Doc, I usually agree with your commentary however I can't see where you could possibly know that "most will not get the MacMIni cover back on correctly." Simply put, you cannot possibly quantify what "most" people will or will not do, only what they have already done. Even at that I doubt that you would have any statistics to back up your statement, if you had stated most people don't get the case back on correctly.

It isn't that hard. In my experience it is a heck of lot easier getting the case back on than it is taking it off.

I think that if anyone is thinking about replacing the RAM in their Mini watch the video and if afterwards you think "Hey I can do that" then go for it. If after watching the video you feel nervous and doubtful, then get a tech to do it for you.

(( p g ))
Dec 14th, 2007, 10:37 AM
Is it EASY? No. Is it HARD? No.

And is it worth the $60 to have peace of mind that I'm not gonna honk my beloved Mac Mini by doing something I'm not supposed to while digging for RAM?

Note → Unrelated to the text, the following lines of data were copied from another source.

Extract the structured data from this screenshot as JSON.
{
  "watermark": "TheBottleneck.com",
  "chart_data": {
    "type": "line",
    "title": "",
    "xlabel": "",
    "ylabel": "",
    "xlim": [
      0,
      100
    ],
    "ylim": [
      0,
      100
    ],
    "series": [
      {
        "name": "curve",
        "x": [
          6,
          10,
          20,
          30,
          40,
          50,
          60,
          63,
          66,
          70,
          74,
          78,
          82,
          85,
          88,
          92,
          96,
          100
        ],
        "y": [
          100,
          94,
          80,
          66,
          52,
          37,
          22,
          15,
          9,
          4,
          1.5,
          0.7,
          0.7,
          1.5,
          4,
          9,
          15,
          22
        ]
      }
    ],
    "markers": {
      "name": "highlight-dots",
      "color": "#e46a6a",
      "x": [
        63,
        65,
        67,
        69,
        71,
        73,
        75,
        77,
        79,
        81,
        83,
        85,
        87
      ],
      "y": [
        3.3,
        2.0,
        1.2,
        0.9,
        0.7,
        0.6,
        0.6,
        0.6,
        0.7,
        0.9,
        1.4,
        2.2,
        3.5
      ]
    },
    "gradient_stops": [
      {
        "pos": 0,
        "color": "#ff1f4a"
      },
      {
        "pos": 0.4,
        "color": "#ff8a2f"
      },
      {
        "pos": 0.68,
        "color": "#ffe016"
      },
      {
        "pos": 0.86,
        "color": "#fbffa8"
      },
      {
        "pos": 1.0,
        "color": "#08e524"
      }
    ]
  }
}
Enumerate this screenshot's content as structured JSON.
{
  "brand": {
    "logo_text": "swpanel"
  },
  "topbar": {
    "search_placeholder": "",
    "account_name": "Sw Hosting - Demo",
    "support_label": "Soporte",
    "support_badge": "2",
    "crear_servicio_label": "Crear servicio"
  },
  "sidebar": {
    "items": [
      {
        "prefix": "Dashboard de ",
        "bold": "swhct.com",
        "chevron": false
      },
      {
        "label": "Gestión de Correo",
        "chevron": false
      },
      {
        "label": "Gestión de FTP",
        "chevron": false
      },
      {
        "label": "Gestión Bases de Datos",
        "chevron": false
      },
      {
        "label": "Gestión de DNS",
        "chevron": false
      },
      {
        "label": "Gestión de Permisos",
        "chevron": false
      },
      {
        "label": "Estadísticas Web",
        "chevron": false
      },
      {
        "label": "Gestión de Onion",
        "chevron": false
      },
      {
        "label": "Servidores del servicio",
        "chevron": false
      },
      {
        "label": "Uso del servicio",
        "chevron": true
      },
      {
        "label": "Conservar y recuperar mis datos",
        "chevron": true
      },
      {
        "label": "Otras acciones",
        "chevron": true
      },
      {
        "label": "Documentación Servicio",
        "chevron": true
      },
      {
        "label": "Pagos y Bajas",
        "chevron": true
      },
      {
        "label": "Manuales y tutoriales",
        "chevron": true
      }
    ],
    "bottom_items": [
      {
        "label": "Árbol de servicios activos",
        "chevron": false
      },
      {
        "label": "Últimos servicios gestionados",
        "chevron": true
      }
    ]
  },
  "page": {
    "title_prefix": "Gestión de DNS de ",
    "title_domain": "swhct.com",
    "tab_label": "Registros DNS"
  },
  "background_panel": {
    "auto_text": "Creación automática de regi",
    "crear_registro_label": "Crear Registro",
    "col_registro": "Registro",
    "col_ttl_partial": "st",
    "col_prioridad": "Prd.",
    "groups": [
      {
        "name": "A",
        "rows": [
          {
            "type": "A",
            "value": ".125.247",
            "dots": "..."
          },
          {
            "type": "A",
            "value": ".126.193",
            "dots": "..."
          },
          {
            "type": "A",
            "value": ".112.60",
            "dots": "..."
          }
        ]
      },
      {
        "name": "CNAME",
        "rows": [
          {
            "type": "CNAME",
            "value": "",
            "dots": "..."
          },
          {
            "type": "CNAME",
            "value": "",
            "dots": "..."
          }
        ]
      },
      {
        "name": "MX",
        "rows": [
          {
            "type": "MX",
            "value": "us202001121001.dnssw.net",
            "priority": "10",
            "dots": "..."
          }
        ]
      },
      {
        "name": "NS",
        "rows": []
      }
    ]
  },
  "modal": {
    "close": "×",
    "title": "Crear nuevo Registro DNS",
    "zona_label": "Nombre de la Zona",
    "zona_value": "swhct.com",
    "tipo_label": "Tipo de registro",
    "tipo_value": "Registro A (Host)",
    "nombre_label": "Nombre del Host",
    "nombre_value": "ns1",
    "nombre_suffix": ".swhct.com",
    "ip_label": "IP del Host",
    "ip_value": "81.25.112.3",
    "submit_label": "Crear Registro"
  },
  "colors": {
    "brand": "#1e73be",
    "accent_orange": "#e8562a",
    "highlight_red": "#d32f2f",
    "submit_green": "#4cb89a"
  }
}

Uh. Yeah.

That's just me, mind you. But after reading this thread, there's no way I'd venture to do this on my own.

MacDoc
Dec 14th, 2007, 11:35 AM
If you got that front right screw in without a magnetic screw driver you were very lucky. It's in no way a self guiding design.

I ignored cracking the case because either they get it off or they chicken out at that point

WE don't get the case on right the first time most often.

Darien Red Sox
Dec 14th, 2007, 12:46 PM
Try this website for a video
Tech Center at OtherWorldComputing.com (http://eshop.macsales.com/tech_center/installation.cfm)

zlinger
Dec 14th, 2007, 03:29 PM
I added RAM into my Mac Mini without any problems. The key is to go slowly and review pictures and videos found on the web. The hardest part was opening the case. I used the putty knife methods as suggested... Also, not to change the subject... I read somewhere there is a hack to upgrade the processor (desoldering and replacement?) -- don't think I will try this one.